The community assessment must include data on community strengths, as well as resources available in the community to address the needs of eligible children and their families. To adequately detail the availability of programs for Head Start families, the community assessment report should start by providing a list of all the agencies and organizations that serve low-income families and children, with a brief description of what they do (as might appear in a directory that you distribute to parents).
Beyond this, however, the community assessment is expected to go further by discussing which agencies are currently providing needed services. If available, it provides data on how many Head Start-eligible families these programs and agencies are serving, their capacity for expanding services, whether they are a Head Start partner, their fee structure, the availability of interpreters, and other similar data necessary for assessing available resources. You can also identify the gaps in services, where community resources for low-income populations are sparse or non-existent. Providing this information in the form of charts enables readers to make easy comparisons across agencies and organizations.

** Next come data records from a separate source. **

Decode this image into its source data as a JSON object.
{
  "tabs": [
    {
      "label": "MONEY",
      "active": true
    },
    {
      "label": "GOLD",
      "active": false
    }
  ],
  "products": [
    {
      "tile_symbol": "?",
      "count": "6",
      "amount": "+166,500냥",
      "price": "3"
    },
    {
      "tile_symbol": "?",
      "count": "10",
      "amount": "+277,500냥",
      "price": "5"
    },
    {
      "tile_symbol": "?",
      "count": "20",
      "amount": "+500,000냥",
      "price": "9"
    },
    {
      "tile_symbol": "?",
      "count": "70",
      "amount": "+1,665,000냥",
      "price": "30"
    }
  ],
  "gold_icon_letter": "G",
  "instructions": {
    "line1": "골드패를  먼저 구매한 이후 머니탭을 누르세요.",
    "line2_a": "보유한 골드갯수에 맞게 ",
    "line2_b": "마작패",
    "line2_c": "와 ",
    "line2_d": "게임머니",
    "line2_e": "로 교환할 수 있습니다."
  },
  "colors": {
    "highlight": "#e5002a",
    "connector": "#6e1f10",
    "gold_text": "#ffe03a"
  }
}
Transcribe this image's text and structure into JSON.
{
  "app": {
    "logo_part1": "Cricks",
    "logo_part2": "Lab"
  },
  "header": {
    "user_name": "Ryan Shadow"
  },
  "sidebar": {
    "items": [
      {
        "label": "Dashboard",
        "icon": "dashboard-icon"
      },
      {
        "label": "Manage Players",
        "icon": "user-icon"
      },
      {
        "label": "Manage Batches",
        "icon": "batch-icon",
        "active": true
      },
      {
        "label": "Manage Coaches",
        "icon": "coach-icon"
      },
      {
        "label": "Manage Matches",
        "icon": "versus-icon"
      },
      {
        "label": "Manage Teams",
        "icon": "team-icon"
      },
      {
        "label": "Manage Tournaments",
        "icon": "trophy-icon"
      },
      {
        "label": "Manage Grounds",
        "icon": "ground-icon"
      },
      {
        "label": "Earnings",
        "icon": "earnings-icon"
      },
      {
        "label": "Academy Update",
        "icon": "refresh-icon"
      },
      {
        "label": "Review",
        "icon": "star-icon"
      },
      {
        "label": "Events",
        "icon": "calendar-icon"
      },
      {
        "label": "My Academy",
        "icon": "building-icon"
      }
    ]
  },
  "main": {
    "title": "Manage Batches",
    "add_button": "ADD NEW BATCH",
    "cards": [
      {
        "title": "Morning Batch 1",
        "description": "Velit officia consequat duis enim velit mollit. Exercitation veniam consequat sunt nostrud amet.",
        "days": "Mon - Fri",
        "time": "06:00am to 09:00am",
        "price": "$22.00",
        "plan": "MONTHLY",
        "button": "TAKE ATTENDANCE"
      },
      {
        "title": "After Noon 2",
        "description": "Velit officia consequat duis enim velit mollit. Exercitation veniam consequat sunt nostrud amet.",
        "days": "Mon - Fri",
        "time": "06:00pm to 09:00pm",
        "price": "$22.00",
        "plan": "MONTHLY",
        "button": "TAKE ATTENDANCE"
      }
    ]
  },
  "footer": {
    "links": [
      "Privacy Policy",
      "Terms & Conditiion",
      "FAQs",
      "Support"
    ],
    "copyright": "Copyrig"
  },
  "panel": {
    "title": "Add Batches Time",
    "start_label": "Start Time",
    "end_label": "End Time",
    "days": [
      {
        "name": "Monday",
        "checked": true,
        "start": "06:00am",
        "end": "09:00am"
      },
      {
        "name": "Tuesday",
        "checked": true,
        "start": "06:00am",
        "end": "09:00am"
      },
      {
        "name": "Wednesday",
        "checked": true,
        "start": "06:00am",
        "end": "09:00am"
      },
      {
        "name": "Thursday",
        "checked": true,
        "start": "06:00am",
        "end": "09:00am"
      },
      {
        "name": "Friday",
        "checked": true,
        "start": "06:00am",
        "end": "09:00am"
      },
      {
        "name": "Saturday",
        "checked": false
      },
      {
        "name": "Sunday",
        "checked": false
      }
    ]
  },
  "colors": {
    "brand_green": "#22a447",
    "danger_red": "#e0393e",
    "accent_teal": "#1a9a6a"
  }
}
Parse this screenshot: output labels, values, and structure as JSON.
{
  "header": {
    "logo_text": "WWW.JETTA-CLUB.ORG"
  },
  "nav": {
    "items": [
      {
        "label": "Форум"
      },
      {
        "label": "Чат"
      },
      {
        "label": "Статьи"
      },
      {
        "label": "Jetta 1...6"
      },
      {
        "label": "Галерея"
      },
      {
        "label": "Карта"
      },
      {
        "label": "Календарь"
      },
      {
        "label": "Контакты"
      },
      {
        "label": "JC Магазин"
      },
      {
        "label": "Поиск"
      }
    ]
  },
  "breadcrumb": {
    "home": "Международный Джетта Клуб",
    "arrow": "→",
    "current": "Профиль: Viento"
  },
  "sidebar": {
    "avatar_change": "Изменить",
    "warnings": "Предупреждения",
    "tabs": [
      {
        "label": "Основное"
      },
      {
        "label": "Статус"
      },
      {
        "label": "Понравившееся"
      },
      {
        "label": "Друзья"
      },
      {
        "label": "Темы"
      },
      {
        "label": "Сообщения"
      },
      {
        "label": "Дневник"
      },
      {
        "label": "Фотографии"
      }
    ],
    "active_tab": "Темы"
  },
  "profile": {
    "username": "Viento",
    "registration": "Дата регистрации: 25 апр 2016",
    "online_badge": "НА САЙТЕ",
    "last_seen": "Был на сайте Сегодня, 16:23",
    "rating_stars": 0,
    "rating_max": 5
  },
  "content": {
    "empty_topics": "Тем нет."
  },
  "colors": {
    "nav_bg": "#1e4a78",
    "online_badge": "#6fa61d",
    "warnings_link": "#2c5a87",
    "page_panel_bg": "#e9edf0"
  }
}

Resource Type: Article
National Centers: Program Management and Fiscal Operations
Last Updated: October 15, 2020